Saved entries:
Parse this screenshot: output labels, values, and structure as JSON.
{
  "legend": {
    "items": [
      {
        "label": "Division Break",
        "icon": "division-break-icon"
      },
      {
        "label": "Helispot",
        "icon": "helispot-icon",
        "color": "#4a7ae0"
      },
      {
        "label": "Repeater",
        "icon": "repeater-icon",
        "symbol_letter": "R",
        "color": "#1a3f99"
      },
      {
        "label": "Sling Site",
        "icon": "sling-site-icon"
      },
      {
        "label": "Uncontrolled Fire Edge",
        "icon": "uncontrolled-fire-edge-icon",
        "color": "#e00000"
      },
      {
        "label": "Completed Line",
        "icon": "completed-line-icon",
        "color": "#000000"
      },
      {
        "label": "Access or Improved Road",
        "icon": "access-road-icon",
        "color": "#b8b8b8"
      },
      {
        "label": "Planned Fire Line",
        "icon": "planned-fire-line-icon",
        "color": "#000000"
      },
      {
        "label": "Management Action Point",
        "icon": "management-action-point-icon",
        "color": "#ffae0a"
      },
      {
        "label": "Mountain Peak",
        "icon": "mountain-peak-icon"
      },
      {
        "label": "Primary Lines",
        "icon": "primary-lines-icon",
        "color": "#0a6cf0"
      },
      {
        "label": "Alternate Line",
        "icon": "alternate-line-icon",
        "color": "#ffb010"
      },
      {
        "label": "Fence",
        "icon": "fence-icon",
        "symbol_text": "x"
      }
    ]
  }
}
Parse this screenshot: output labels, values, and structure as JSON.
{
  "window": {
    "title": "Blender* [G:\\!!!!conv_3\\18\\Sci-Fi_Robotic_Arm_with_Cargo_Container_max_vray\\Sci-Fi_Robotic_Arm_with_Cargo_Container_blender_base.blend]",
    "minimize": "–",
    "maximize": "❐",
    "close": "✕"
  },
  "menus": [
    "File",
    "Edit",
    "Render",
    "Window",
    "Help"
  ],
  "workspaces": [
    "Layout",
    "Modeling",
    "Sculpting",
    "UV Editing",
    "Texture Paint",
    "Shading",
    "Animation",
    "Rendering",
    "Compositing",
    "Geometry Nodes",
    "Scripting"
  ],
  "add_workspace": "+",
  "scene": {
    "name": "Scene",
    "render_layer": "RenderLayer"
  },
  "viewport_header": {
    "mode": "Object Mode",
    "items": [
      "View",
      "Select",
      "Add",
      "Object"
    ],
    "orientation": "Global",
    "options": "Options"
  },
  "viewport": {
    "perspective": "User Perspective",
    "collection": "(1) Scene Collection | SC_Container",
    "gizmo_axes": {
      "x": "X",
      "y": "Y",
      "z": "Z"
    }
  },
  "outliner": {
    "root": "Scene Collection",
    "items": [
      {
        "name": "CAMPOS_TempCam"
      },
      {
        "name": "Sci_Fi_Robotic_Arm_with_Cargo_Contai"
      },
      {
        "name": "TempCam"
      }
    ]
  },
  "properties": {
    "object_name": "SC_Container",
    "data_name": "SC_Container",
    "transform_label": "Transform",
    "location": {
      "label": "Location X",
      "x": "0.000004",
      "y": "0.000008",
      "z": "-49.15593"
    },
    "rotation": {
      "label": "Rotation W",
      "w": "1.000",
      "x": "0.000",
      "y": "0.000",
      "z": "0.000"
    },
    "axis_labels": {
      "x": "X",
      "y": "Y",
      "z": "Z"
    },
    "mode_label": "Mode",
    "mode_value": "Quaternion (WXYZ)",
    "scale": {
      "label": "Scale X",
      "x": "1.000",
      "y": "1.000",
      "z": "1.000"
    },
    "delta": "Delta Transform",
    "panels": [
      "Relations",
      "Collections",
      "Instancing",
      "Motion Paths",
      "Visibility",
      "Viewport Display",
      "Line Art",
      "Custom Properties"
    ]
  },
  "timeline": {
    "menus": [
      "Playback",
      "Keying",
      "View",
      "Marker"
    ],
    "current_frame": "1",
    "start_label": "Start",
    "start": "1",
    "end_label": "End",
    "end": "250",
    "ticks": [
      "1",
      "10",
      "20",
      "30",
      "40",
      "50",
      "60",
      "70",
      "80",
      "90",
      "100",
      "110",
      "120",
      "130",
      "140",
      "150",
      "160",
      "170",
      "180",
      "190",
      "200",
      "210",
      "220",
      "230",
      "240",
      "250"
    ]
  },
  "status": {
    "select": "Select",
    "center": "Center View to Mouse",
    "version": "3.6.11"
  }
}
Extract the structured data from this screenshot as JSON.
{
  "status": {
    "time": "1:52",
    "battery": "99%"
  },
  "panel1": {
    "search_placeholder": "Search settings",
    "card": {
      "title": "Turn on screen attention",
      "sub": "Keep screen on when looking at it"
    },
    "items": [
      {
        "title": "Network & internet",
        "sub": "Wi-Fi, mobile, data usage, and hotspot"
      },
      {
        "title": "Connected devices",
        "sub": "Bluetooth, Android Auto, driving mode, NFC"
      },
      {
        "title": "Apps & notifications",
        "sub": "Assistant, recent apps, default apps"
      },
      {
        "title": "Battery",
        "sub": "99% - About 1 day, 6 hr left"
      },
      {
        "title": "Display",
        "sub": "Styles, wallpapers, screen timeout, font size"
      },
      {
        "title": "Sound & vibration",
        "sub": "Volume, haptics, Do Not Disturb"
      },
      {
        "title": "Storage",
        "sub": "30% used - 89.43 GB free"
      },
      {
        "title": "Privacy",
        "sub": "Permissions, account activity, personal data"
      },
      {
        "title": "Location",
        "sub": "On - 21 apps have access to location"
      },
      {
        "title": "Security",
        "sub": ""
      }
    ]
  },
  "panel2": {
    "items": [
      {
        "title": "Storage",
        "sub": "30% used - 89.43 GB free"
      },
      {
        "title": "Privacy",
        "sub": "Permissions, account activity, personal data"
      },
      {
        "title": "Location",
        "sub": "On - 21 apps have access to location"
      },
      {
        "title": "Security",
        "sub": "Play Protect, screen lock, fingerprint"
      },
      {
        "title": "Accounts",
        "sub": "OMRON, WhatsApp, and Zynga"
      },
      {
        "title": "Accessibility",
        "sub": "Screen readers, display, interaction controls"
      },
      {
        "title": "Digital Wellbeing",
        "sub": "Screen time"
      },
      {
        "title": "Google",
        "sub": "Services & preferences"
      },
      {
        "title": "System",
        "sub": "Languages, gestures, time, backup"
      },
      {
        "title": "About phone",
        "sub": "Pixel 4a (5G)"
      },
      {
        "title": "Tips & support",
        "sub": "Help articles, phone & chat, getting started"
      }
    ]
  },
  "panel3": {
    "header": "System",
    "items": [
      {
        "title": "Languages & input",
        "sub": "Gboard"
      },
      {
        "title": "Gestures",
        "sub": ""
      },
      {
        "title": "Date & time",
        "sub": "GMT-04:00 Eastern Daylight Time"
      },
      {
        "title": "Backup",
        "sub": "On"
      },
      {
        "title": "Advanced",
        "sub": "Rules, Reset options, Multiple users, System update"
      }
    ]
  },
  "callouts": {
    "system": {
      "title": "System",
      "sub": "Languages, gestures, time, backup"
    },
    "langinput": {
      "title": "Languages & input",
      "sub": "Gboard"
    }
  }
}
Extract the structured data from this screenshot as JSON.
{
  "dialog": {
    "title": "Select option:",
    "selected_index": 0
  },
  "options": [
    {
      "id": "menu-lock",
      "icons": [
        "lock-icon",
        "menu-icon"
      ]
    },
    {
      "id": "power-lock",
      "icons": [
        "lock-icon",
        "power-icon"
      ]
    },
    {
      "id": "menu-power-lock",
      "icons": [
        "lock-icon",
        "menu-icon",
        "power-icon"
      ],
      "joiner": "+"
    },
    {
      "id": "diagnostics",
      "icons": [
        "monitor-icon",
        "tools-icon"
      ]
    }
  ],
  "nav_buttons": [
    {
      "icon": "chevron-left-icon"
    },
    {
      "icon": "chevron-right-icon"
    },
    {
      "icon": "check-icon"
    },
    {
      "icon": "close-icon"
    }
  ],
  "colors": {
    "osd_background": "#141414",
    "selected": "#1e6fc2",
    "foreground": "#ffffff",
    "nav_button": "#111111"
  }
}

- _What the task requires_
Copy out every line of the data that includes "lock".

- _Written reply_
        "sub": "Play Protect, screen lock, fingerprint"
      "id": "menu-lock",
        "lock-icon",
      "id": "power-lock",
        "lock-icon",
      "id": "menu-power-lock",
        "lock-icon",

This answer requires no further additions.